Also called, fever blisters or oral herpes, cold sores are quite common, affecting 600,000 new people each year in the U.S. Cold sores cause red, painful blisters on the mouth, lips and each sore is filled with fluid. They also are known to cause fever and swollen glands with the first outbreak, especially.
So what actually causes cold sores? The herpes simplex type 1 (HSV-1) virus causes cold sores. The virus is spread though contact with a person who has the virus by kissing or sharing towels, utensils, or razors. They usually pop up (literally) about a week after you're exposed to the virus. Some people even have tingling or burning sensations on the area 1 to 2 days before the blister appears. Most cases result in cold sores healing within about 2 weeks without leaving a scar. Once you've been exposed to the virus, you can get the sores again.

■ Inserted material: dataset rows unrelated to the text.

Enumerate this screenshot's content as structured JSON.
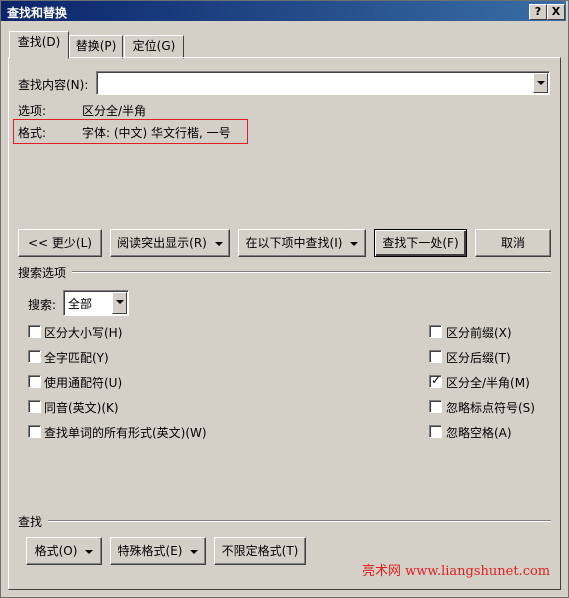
{
  "window": {
    "title": "查找和替换",
    "help_button": "?",
    "close_button": "X"
  },
  "tabs": [
    {
      "label": "查找(D)",
      "active": true
    },
    {
      "label": "替换(P)",
      "active": false
    },
    {
      "label": "定位(G)",
      "active": false
    }
  ],
  "find": {
    "label": "查找内容(N):",
    "value": ""
  },
  "info": {
    "options_label": "选项:",
    "options_value": "区分全/半角",
    "format_label": "格式:",
    "format_value": "字体: (中文) 华文行楷, 一号"
  },
  "buttons": {
    "less": "<< 更少(L)",
    "reading_highlight": "阅读突出显示(R)",
    "find_in": "在以下项中查找(I)",
    "find_next": "查找下一处(F)",
    "cancel": "取消"
  },
  "search_options": {
    "group_label": "搜索选项",
    "search_label": "搜索:",
    "search_value": "全部",
    "left": [
      {
        "label": "区分大小写(H)",
        "checked": false
      },
      {
        "label": "全字匹配(Y)",
        "checked": false
      },
      {
        "label": "使用通配符(U)",
        "checked": false
      },
      {
        "label": "同音(英文)(K)",
        "checked": false
      },
      {
        "label": "查找单词的所有形式(英文)(W)",
        "checked": false
      }
    ],
    "right": [
      {
        "label": "区分前缀(X)",
        "checked": false
      },
      {
        "label": "区分后缀(T)",
        "checked": false
      },
      {
        "label": "区分全/半角(M)",
        "checked": true
      },
      {
        "label": "忽略标点符号(S)",
        "checked": false
      },
      {
        "label": "忽略空格(A)",
        "checked": false
      }
    ]
  },
  "find_group": {
    "label": "查找",
    "format_button": "格式(O)",
    "special_button": "特殊格式(E)",
    "no_format_button": "不限定格式(T)"
  },
  "watermark": "亮术网 www.liangshunet.com"
}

Stress, fatigue, and being sick can bring cold sores on again and for women during their menstrual cycle. Most sores don't need any treatment but some ointments can help relieve symptoms. For patients who have repeat outbreaks, a physician may prescribe medication, especially if they get very sick.

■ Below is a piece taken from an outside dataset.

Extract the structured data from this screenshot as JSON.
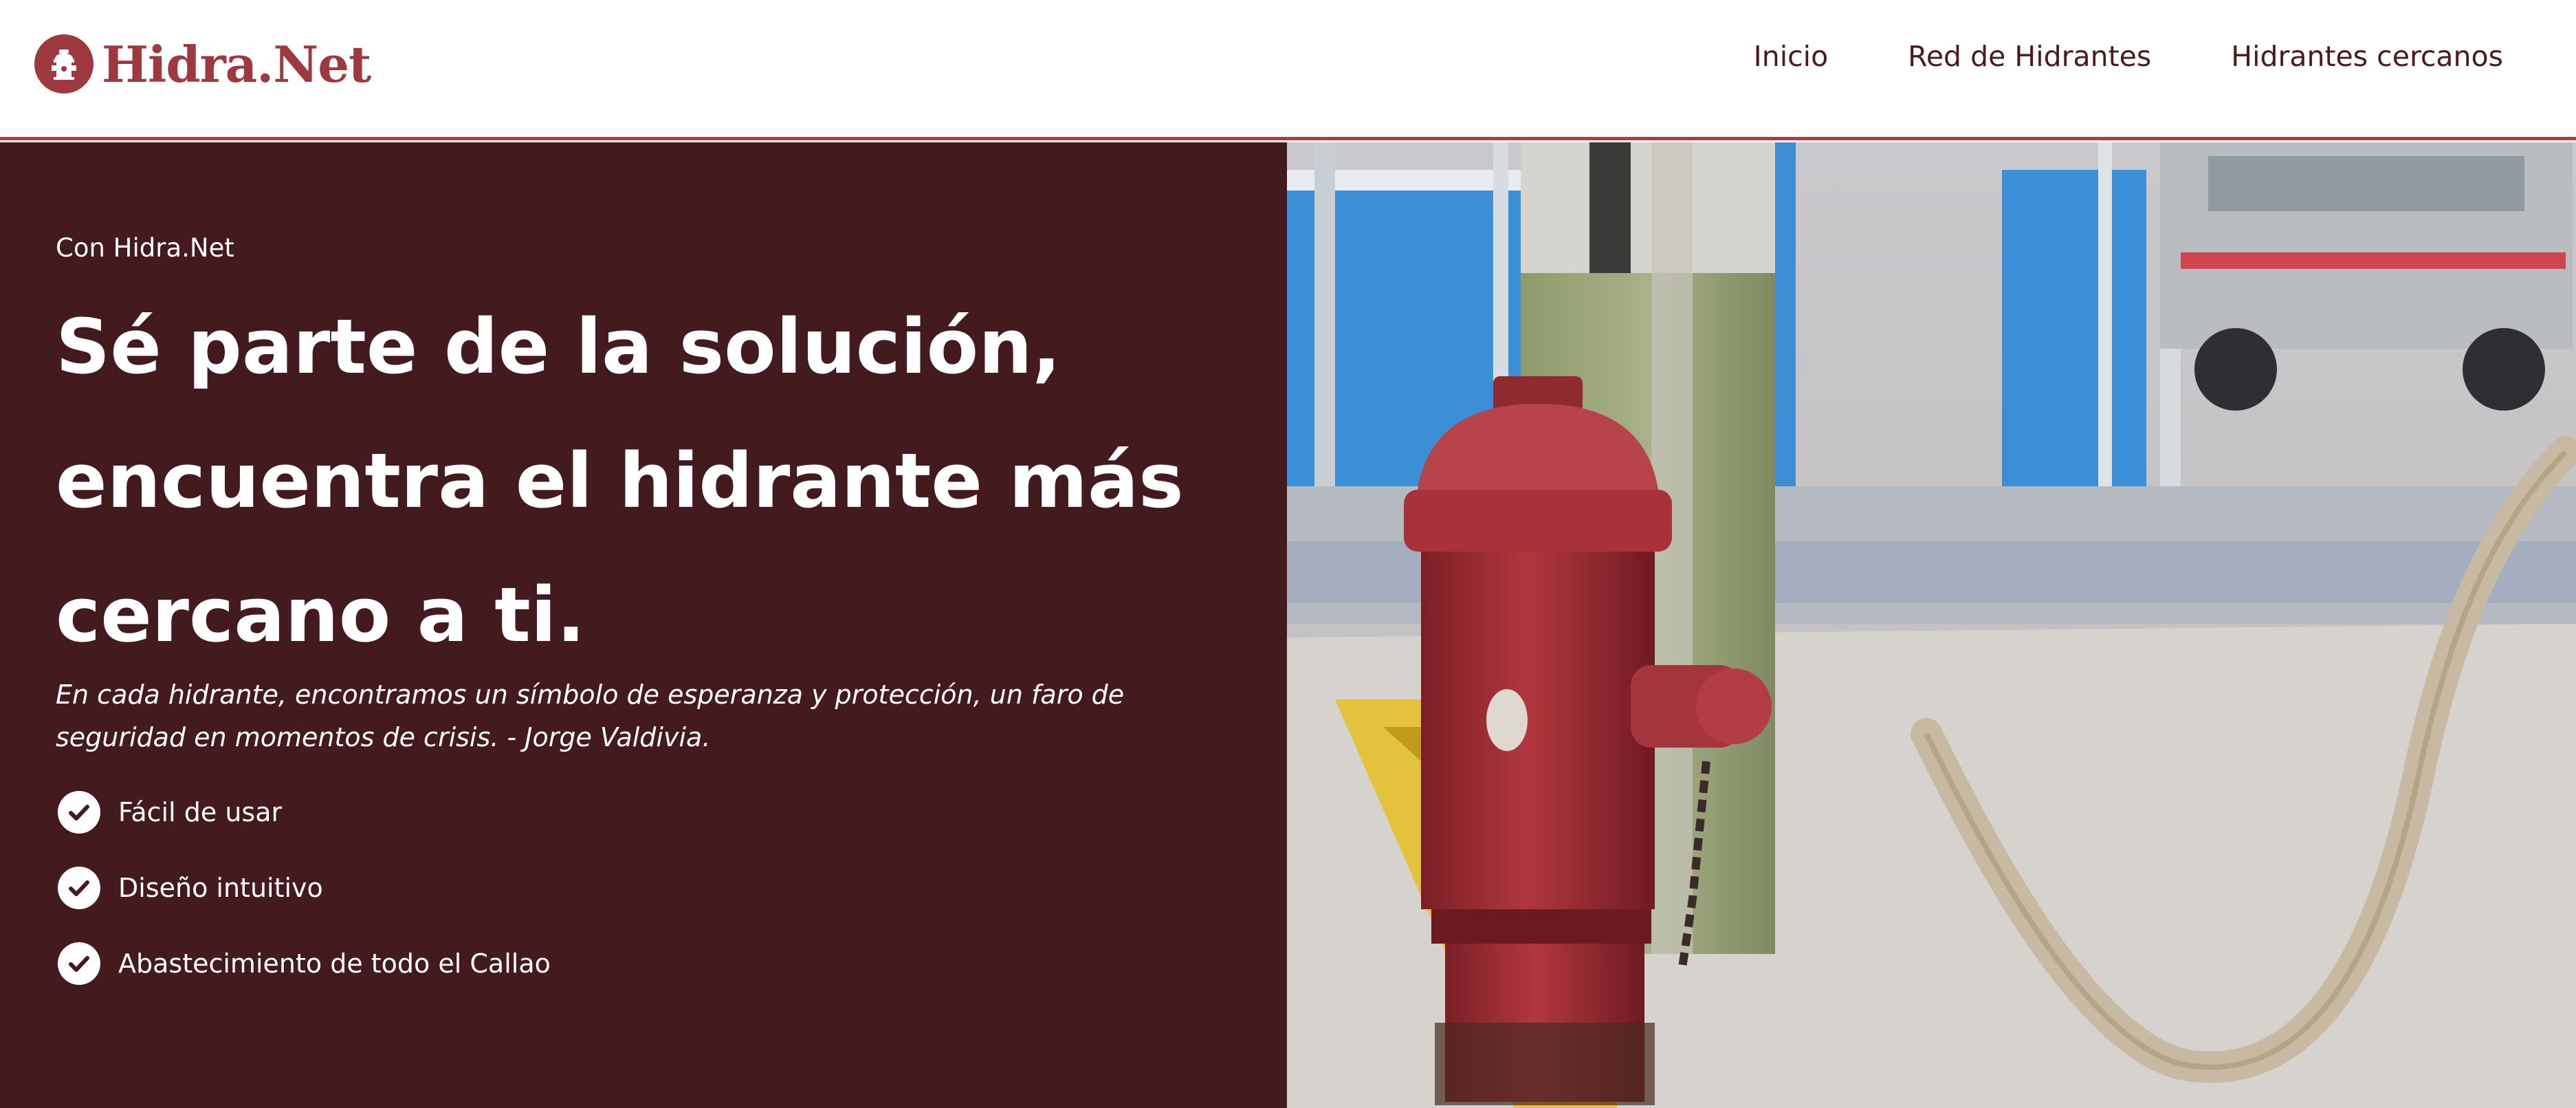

To help prevent getting or spreading old sores:
- Don’t kiss people when you have cold sores.
- Don’t share towels, lip balm, utensils, or other personal items when you have cold sores.

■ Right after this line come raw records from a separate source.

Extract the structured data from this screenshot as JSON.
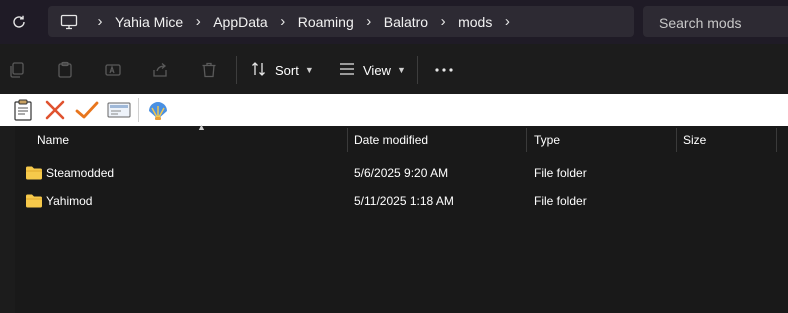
{
  "address_bar": {
    "breadcrumbs": [
      "Yahia Mice",
      "AppData",
      "Roaming",
      "Balatro",
      "mods"
    ],
    "search_placeholder": "Search mods"
  },
  "command_bar": {
    "sort_label": "Sort",
    "view_label": "View"
  },
  "columns": [
    "Name",
    "Date modified",
    "Type",
    "Size"
  ],
  "files": [
    {
      "name": "Steamodded",
      "date": "5/6/2025 9:20 AM",
      "type": "File folder",
      "size": ""
    },
    {
      "name": "Yahimod",
      "date": "5/11/2025 1:18 AM",
      "type": "File folder",
      "size": ""
    }
  ],
  "colors": {
    "background": "#191919",
    "address_bg": "#2d2a33",
    "folder": "#f6c94b",
    "accent_red": "#e0522f",
    "accent_orange": "#e8761e"
  }
}
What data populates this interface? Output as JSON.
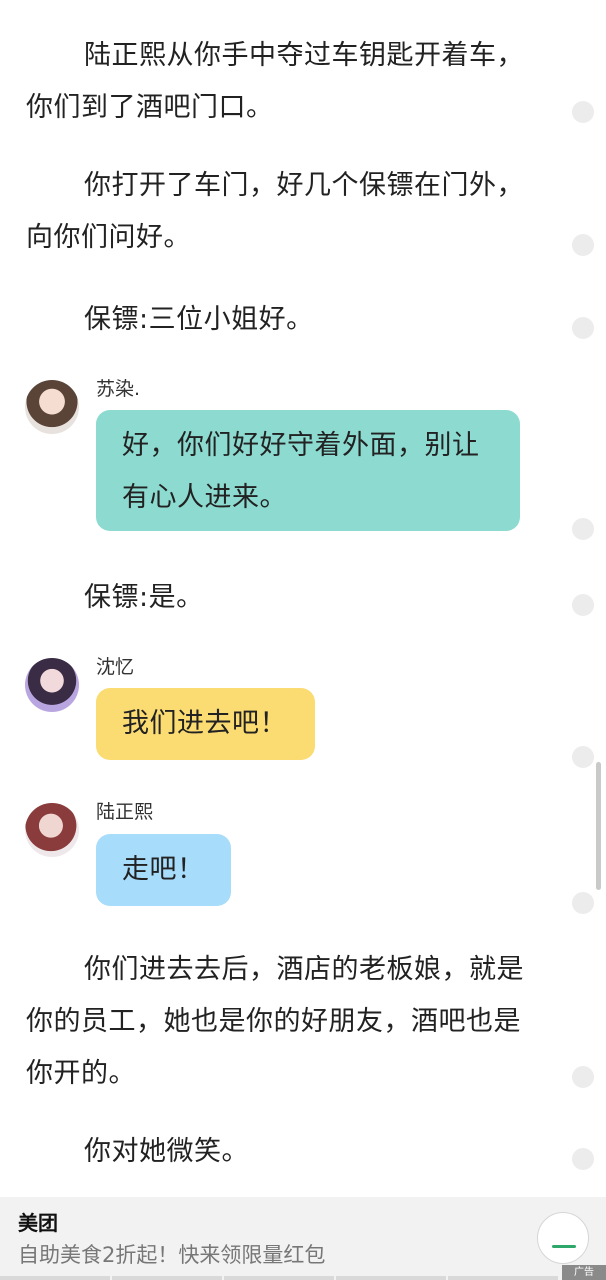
{
  "narration": [
    "陆正熙从你手中夺过车钥匙开着车，你们到了酒吧门口。",
    "你打开了车门，好几个保镖在门外，向你们问好。",
    "保镖:三位小姐好。",
    "保镖:是。",
    "你们进去去后，酒店的老板娘，就是你的员工，她也是你的好朋友，酒吧也是你开的。",
    "你对她微笑。"
  ],
  "messages": [
    {
      "speaker": "苏染.",
      "text": "好，你们好好守着外面，别让有心人进来。",
      "bubble_color": "#8cdad0"
    },
    {
      "speaker": "沈忆",
      "text": "我们进去吧！",
      "bubble_color": "#fbdc72"
    },
    {
      "speaker": "陆正熙",
      "text": "走吧！",
      "bubble_color": "#a8dcfb"
    }
  ],
  "ad": {
    "title": "美团",
    "text": "自助美食2折起！快来领限量红包",
    "tag": "广告",
    "accent": "#2ea86a"
  }
}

- Wash your hands often when you have cold sores, especially before touching another person.
- Avoid touching other parts of your body after touching your cold sore, especially your eyes and genital area.
- Try to avoid the things that trigger your cold sores, such as stress or tiredness.
- Use sunscreen to help prevent getting cold sores from sun exposure.
If you get a cold sore, there are home remedies you can try to relieve the symptoms.
- Use over-the-counter pain relievers to help reduce pain.
- Use warm or cold compresses to help relieve pain.
- Don’t pick at the blisters.